• Romney said that Obama failed to cut health care premiums by $2,500. That's true. On our Obameter, which tracks Obama's 2008 campaign promises, we've rated that a Promise Broken.
• Obama said that Romney used the same advisers to create his Massachusetts health plan that Obama later did for his health care law. Rick Santorum once claimed that a "Romney adviser admits Romneycare was the blueprint for Obamacare." If Santorum's ad had said "former adviser," that would have been True.
• Obama claimed that Romney said his Massachusetts law was a "model for the nation." Romney later fired back that he said it was a model "state by state," not from the federal government down. We've previously found that an early version of Romney's book No Apology did advocate the Massachusetts model as a strong option for other states, as Romney said.
• Politicians often cite the Congressional Budget Office, the nonpartisan research arm of Congress, to back up their claims. Romney used that tactic in a claim that CBO "says up to 20 million people will lose their insurance as Obamacare goes into effect next year." We found that was a large exaggeration and rated it False.
• Romney said that Obama "put in place a board that can tell people ultimately what treatments they're going to receive." Romney avoided the more inaccurate and harsher wording of some other critics, who have falsely described the board as "rationing" care. But Romney's claim can leave viewers with the impression that the board makes health care decisions for individual Americans, and that's not the case. We rated his statement Mostly False.

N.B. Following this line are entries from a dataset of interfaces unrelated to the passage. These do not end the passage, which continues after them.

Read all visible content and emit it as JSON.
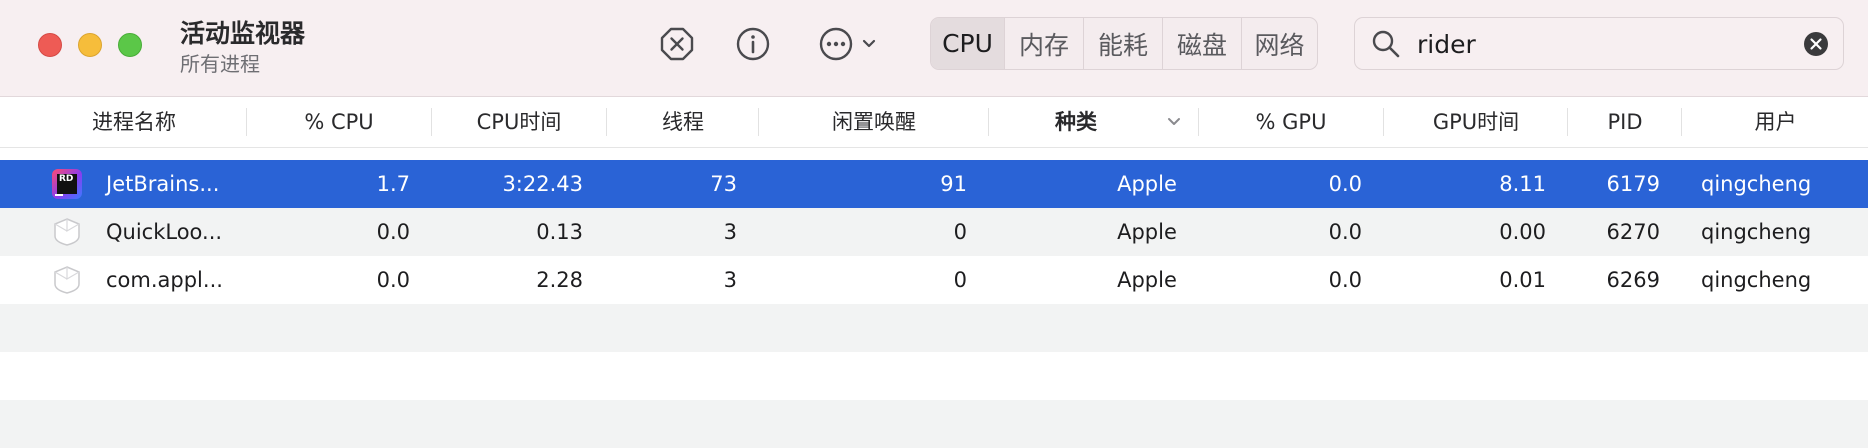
{
  "app": {
    "title": "活动监视器",
    "subtitle": "所有进程"
  },
  "toolbar_buttons": [
    "stop-process-icon",
    "info-icon",
    "more-icon"
  ],
  "tabs": [
    {
      "label": "CPU",
      "active": true
    },
    {
      "label": "内存",
      "active": false
    },
    {
      "label": "能耗",
      "active": false
    },
    {
      "label": "磁盘",
      "active": false
    },
    {
      "label": "网络",
      "active": false
    }
  ],
  "search": {
    "value": "rider"
  },
  "columns": [
    "进程名称",
    "% CPU",
    "CPU时间",
    "线程",
    "闲置唤醒",
    "种类",
    "% GPU",
    "GPU时间",
    "PID",
    "用户"
  ],
  "sort_column": "种类",
  "rows": [
    {
      "name": "JetBrains...",
      "cpu": "1.7",
      "cpu_time": "3:22.43",
      "threads": "73",
      "idle_wake": "91",
      "kind": "Apple",
      "gpu": "0.0",
      "gpu_time": "8.11",
      "pid": "6179",
      "user": "qingcheng",
      "icon": "rider-app-icon",
      "selected": true
    },
    {
      "name": "QuickLoo...",
      "cpu": "0.0",
      "cpu_time": "0.13",
      "threads": "3",
      "idle_wake": "0",
      "kind": "Apple",
      "gpu": "0.0",
      "gpu_time": "0.00",
      "pid": "6270",
      "user": "qingcheng",
      "icon": "generic-process-icon",
      "selected": false
    },
    {
      "name": "com.appl...",
      "cpu": "0.0",
      "cpu_time": "2.28",
      "threads": "3",
      "idle_wake": "0",
      "kind": "Apple",
      "gpu": "0.0",
      "gpu_time": "0.01",
      "pid": "6269",
      "user": "qingcheng",
      "icon": "generic-process-icon",
      "selected": false
    }
  ],
  "colors": {
    "selection": "#2a63d6",
    "alt_row": "#f2f3f3",
    "toolbar_bg": "#f7eff1"
  }
}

• Obama said health premiums grew slower in the last two years than any time in the past five decades, and he suggested that his health care law was the reason. The statement misconstrued real trends documented by a government report and Kaiser Family Foundation survey. To be correct, Obama should have referred to total health spending and attributed credit to the recession. We rated the claim False.
• Romney said his health care plan covered people with pre-existing conditions, so that insurers can't deny them coverage. But he left out a critical qualifier: People only get protection under his plan if they maintain continuous coverage without gaps where they're uninsured. That's a big difference from the health care law on the books. We rated his statement Mostly False.

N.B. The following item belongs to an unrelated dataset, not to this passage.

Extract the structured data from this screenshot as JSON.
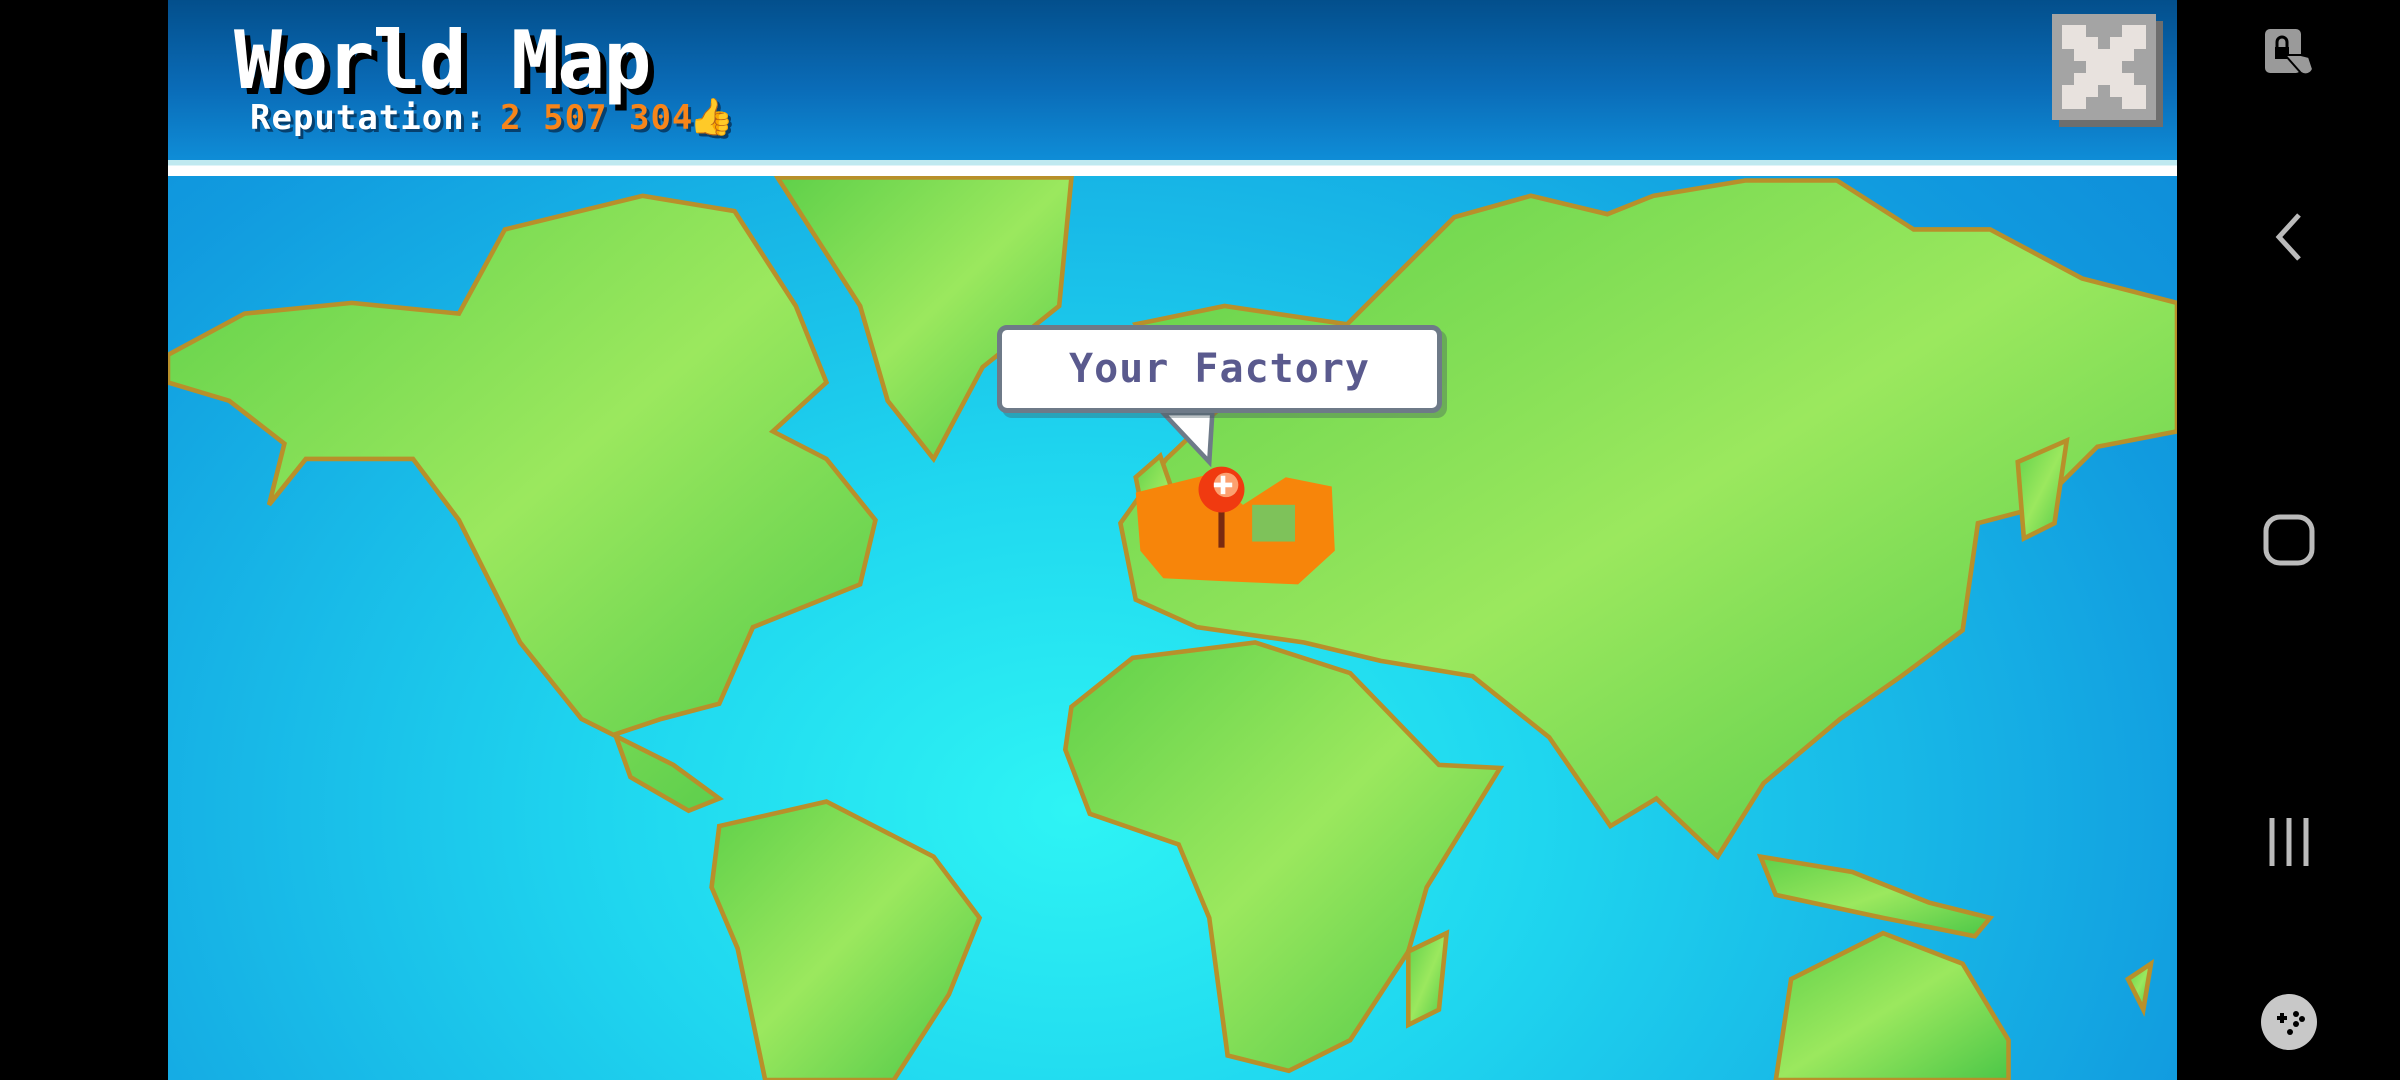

• Obama said 50 million people will lose coverage if the health care law is repealed. He didn’t say so, but that figure is based on projections for a decade down the road, and it applies to people who don't have insurance now. Also, it includes projections of people who would lose coverage if Medicaid is converted to a block program. That's separate from the health care law. We rated Obama's statement Mostly False.
• In discussing Romney's tax proposals, Obama said that "under Gov. Romney's definition ... Donald Trump is a small business"? However, Romney's tax plan would not give Trump -- or anyone else -- a tax cut based on their status as a small business. We rated the claim False.
• Romney said he loved schools and bragged on his home state. "Massachusetts, our schools are ranked No. 1 of all 50 states," he said. We looked at different metrics and found that Massachusetts schools do very well on most (but not all) measures. We rated his statement Mostly True.
• Romney said, "In one year, (President Obama) provided $90 billion in breaks to the green energy world … into solar and wind, to Solyndra and Fisker and Tesla and Ener1." That is incorrect in several ways. That $90 billion wasn’t provided in one year, wasn’t distributed primarily via tax breaks, wasn’t primarily provided directly to companies, wasn’t primarily spent on solar and wind, and wasn’t spent at all on Fisker or Tesla. We rated his statement False.
We'll update this story as we post new fact-checks.
And we welcome suggestions on what we should fact-check. Email us, fill out the suggestion form on the Settle It! app or tweet us your ideas with #PolitiFactThis.